Savage Attack On Police Officer Sparks Debate On Infectious Disease Testing
The alleged savage assault of a young police officer has reignited concerns regarding the safety of our officers while on duty.
The young police officer -- aged just 22 -- had her face bitten and hair pulled out while on duty.
The alleged savage attack occurred just after midday on Sunday, when officers responded to concerns for the welfare of a man at Brighton-Le-Sands unit in Sydney's south.
Police say that upon arrival, the man, 48, became agitated and aggressive, before charging at one of the officers.
Officers deployed a taser and pepper spray, but the man was still allegedly able to force the woman to the ground, pulling out her hair and savagely biting and scratching her face.
It took another taser and additional officers to restrain the man, police said.
The injured constable was taken to St George Hospital and treated for facial injuries before being released.
But it's far from the end of her recovery.
It will be another six months before she receives the results of an infectious disease test.
It means an anxious half year of uncertainty for the officer, who will be unable to hug and kiss her friends and family for fear of potentially passing on any diseases.
President of the Police Association of NSW, Tony King, said the incident highlighted an urgent need for changes to legislation.
Unlike South Australian and Western Australian, NSW has no law requiring people who spit at or attack police officers to undergo mandatory testing for diseases.
“This is a horrific thing for police officers and their families to have to endure," King said.
"This officer like many others will now have to change their lifestyle for fear of passing on possible infection. Can you imagine explaining to your own child why you can’t give them a kiss goodnight?”
Both SA and WA passed legislation in 2014 which requires anybody reasonably suspected of having transferred bodily fluids to emergency personnel -- including police officers -- to undergo testing for communicable diseases.
This includes HIV and other blood-borne viruses.
King said NSW is causing police "serious physical and psychological trauma" by forcing affected officers to endure long waits for test results.
In 2017, a state Parliamentary Committee Inquiry report into violence against emergency services personnel recommended the government consider introducing legislation to allow mandatory disease testing.
But not everyone is on board with the practice.
Six organisations -- Hepatitis NSW, ACON, Sex Workers Outreach Project, NSW Users and AIDS Association, Australian Society for HIV Medicine, and Positive Life NSW -- were signatories on a letter to the Law and Safety Committee warning against introducing mandatory testing.

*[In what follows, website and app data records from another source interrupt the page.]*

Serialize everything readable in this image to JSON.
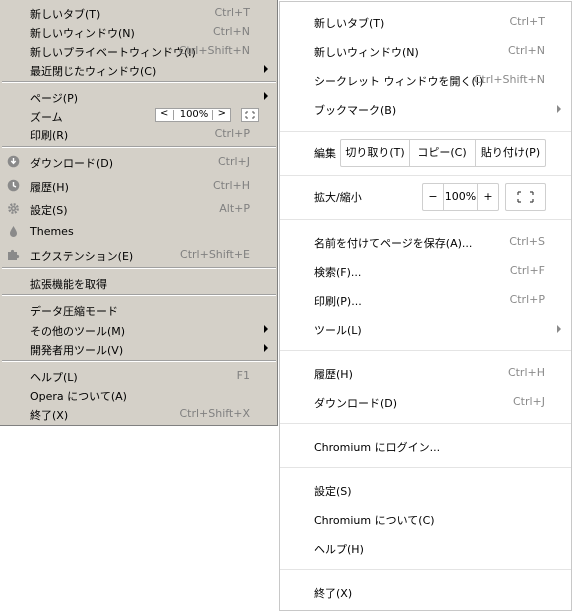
{
  "opera_menu": {
    "new_tab": {
      "label": "新しいタブ(T)",
      "shortcut": "Ctrl+T"
    },
    "new_window": {
      "label": "新しいウィンドウ(N)",
      "shortcut": "Ctrl+N"
    },
    "new_private": {
      "label": "新しいプライベートウィンドウ(I)",
      "shortcut": "Ctrl+Shift+N"
    },
    "recently_closed": {
      "label": "最近閉じたウィンドウ(C)"
    },
    "page": {
      "label": "ページ(P)"
    },
    "zoom": {
      "label": "ズーム",
      "value": "100%",
      "prev": "<",
      "next": ">"
    },
    "print": {
      "label": "印刷(R)",
      "shortcut": "Ctrl+P"
    },
    "downloads": {
      "label": "ダウンロード(D)",
      "shortcut": "Ctrl+J"
    },
    "history": {
      "label": "履歴(H)",
      "shortcut": "Ctrl+H"
    },
    "settings": {
      "label": "設定(S)",
      "shortcut": "Alt+P"
    },
    "themes": {
      "label": "Themes"
    },
    "extensions": {
      "label": "エクステンション(E)",
      "shortcut": "Ctrl+Shift+E"
    },
    "get_extensions": {
      "label": "拡張機能を取得"
    },
    "data_saver": {
      "label": "データ圧縮モード"
    },
    "other_tools": {
      "label": "その他のツール(M)"
    },
    "developer_tools": {
      "label": "開発者用ツール(V)"
    },
    "help": {
      "label": "ヘルプ(L)",
      "shortcut": "F1"
    },
    "about": {
      "label": "Opera について(A)"
    },
    "exit": {
      "label": "終了(X)",
      "shortcut": "Ctrl+Shift+X"
    }
  },
  "chromium_menu": {
    "new_tab": {
      "label": "新しいタブ(T)",
      "shortcut": "Ctrl+T"
    },
    "new_window": {
      "label": "新しいウィンドウ(N)",
      "shortcut": "Ctrl+N"
    },
    "incognito": {
      "label": "シークレット ウィンドウを開く(I)",
      "shortcut": "Ctrl+Shift+N"
    },
    "bookmarks": {
      "label": "ブックマーク(B)"
    },
    "edit": {
      "label": "編集",
      "cut": "切り取り(T)",
      "copy": "コピー(C)",
      "paste": "貼り付け(P)"
    },
    "zoom": {
      "label": "拡大/縮小",
      "minus": "−",
      "value": "100%",
      "plus": "+"
    },
    "save_as": {
      "label": "名前を付けてページを保存(A)...",
      "shortcut": "Ctrl+S"
    },
    "find": {
      "label": "検索(F)...",
      "shortcut": "Ctrl+F"
    },
    "print": {
      "label": "印刷(P)...",
      "shortcut": "Ctrl+P"
    },
    "tools": {
      "label": "ツール(L)"
    },
    "history": {
      "label": "履歴(H)",
      "shortcut": "Ctrl+H"
    },
    "downloads": {
      "label": "ダウンロード(D)",
      "shortcut": "Ctrl+J"
    },
    "sign_in": {
      "label": "Chromium にログイン..."
    },
    "settings": {
      "label": "設定(S)"
    },
    "about": {
      "label": "Chromium について(C)"
    },
    "help": {
      "label": "ヘルプ(H)"
    },
    "exit": {
      "label": "終了(X)"
    }
  }
}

The letter argued the proposed regime would do little for the stress of police or their families, as it is "based on a misunderstanding of BBV [blood-borne viruses] transmission".
Nicholas Medland, a clinical specialist in HIV and blood-borne viruses and Vice President of ASHM, told 10 daily it simply doesn't apply to most cases.
"In the vast, vast, vast majority of cases where a first responder has been spat at or bitten, it's terribly distressing for the person, it's a real injury and real anxiety for them," Medland said.
"But the actual HIV or hepatitis C transmission risk is almost always minimal and the risk of hepatitis B is prevented by vaccination."
Medland said there is a concern such a system might compromise the universal precautions which have been put in place to deal with these situations, irrespective of whether a person's disease status is known or not.
"The predominant reason we oppose mandatory testing is not just out of a human rights issue of the perpetrator or the person who might be HIV infected, it's just to maintain the very highest level precautions in all situations," he said.